People seem to have a lot of questions about the world where A Wizard’s Forge takes place, so I’ve been hitting this topic a lot lately. A few weeks ago, I traced Vic’s path through her world, and last week I wrote a post on AutumnWriting about Knownearth’s native inhabitants (humans are the aliens on that planet). Lots of additional details about Vic’s world can always be found on the Explore and FAQ pages of my website. But you may still wonder, what are some of the similarities and differences between the earth we know and Knownearth, Vic’s home.
Most of these details are mentioned, or at least hinted at, in A Wizard’s Forge, but in case readers missed them, here we go:
1. How are Earth and Knownearth alike?
Knownearth and our earth are pretty similar in atmosphere, climate, and ecology. I designed the planet this way because human survival in a marginal environment was not a story I was interested in telling. I wanted to write a revenge narrative involving a young woman, her tormentor, and a long-standing feud between her nemesis and her adoptive family, and I wanted to keep the focus there, without the distraction of a daily battle for food, water, or breathable air. Some readers have asked, why not make the ocean yellow or give the planet a couple of moons or something to make it seem “different” from earth? To live well, humans need lots of liquid potable water, an oxygen-rich atmosphere that doesn’t have a lot of toxic gases, and arable soil. Knownearth has these things in abundance, and life there has evolved along an evolutionary path similar to life on earth. Hence, the skies are blue (and so is the ocean, since large bodies of water reflect the color of the sky); most organisms get their energy through the Krebs Cycle, and plants use chlorophyll for respiration, and so tend to be green or blue or red, just like here on earth.
2. How does Knownearth differ from Earth?

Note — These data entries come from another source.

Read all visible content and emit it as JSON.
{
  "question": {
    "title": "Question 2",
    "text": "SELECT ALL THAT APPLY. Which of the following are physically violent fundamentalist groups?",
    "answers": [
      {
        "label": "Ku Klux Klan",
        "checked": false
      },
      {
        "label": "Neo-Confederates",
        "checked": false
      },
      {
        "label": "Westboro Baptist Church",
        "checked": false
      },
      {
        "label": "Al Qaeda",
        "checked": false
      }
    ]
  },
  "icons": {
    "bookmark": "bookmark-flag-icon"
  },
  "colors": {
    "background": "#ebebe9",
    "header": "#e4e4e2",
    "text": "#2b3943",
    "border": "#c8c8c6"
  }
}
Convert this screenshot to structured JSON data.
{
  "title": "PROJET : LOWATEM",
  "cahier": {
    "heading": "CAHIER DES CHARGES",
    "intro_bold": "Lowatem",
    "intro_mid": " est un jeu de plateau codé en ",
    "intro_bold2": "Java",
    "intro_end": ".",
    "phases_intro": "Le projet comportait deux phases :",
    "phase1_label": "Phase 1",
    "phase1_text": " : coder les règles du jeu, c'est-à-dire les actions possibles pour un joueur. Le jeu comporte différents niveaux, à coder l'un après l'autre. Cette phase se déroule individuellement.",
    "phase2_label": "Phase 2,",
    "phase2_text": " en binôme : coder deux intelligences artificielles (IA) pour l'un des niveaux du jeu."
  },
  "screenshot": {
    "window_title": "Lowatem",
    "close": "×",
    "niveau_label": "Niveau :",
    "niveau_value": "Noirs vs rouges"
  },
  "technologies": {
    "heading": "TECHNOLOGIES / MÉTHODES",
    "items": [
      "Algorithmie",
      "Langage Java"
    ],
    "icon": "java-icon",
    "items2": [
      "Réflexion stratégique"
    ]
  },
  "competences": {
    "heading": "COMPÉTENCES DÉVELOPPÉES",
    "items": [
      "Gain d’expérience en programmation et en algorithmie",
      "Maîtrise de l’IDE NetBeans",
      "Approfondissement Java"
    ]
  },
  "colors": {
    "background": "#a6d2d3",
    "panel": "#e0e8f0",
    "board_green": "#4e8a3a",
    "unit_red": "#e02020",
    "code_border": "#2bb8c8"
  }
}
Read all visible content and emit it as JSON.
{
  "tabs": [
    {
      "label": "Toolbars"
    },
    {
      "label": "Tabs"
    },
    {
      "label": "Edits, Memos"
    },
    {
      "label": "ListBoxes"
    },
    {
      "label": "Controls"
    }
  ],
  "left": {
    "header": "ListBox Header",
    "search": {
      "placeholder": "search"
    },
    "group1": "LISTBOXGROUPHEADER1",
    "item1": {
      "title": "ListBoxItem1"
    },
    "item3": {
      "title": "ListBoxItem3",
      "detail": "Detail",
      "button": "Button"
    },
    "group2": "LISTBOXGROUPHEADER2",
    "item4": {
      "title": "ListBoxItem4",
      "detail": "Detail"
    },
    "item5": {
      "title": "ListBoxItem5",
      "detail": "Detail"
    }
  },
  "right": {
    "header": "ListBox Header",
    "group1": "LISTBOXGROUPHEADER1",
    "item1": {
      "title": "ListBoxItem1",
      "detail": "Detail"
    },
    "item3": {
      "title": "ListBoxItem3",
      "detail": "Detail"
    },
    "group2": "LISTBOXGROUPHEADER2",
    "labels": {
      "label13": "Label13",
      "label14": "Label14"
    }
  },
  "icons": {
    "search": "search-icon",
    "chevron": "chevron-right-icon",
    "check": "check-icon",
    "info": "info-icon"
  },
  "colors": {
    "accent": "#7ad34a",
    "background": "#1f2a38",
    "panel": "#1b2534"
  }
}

There is no moon. The only notable night sky object is Elesendar, which looks like a very bright star but is the empty hulk of the spacecraft that brought human settlers to the planet three thousand years before the events depicted in A Wizard’s Forge. As noted in the book, Elesendar passes overhead two to three times per night.
The planet rotates in the opposite direction from earth. The book contains numerous references to Knownearth’s sun rising in the west or setting in the east.
The diurnal cycle is roughly 40 earth hours, which readers can deduce from Vic’s thoughts about how long she has for her night missions. The original settlers kept the earth hour as their main unit of time measurement, and redesigned their clocks to accommodate a 40-hour day. By the time A Wizard’s Forge takes place, the human circadian cycle has adapted to this long day, but readers may notice reference to “morning tea” and other meals beside breakfast, lunch, and dinner. The people of Knownearth can easily stay awake for 35 hours straight and sleep for 15, but they still like to eat every four or five hours.
Metal is relatively rare. Iron and copper are particularly uncommon, and a bronze belt-cum-dagger has totemic significance in the book’s plot.
There are no indigenous mammals, but there are reptilian and insectoid creatures on land, and fishlike creatures in the sea, so it’s as if Knownearth never left its equivalent of the Permian period. Humans call the aquatic animals fish and the indigenous flying reptiles birds, but humans brought all the feathered fowl as well as cats, cows, and horses with them. There were dogs too, but the entire canine population had died off long before A Wizard’s Forge takes place.
3. Is A Wizard’s Forge science fiction or is it fantasy?
I’d say it’s both (you might even call it science fantasy), but readers will need to decide this question for themselves. Hardcore scifi readers may miss the tech–faster than light (FTL) space travel is alluded to, but in the 3000 years that have passed since Vic’s ancestors were marooned on Knownearth, postindustrial technology has all but disappeared, at least among the humans. Thus, people live in a vaguely medieval society without electricity or, in Knownearth’s poorer regions, indoor plumbing.
Fantasy readers, on the other hand, may miss a magic system that is the highlight of the book. Nevertheless, the cerrenils, Latha’s sacred trees, appear to have magical characteristics, and the power Vic gains at the end of the book is similar to a Jedi’s or an Aes Sedai’s in some respects. She’ll learn all about the source of her power, and how it connects to Knownearth’s sentient plants, in the next book, A Wizard’s Sacrifice. But that book won’t be all fantasy either–scifi lovers will get more intel on Vic’s ancestors as well as a glimpse of the technological revolution Knownearth will undergo before the third book in the series (A Wizard’s Legacy) begins.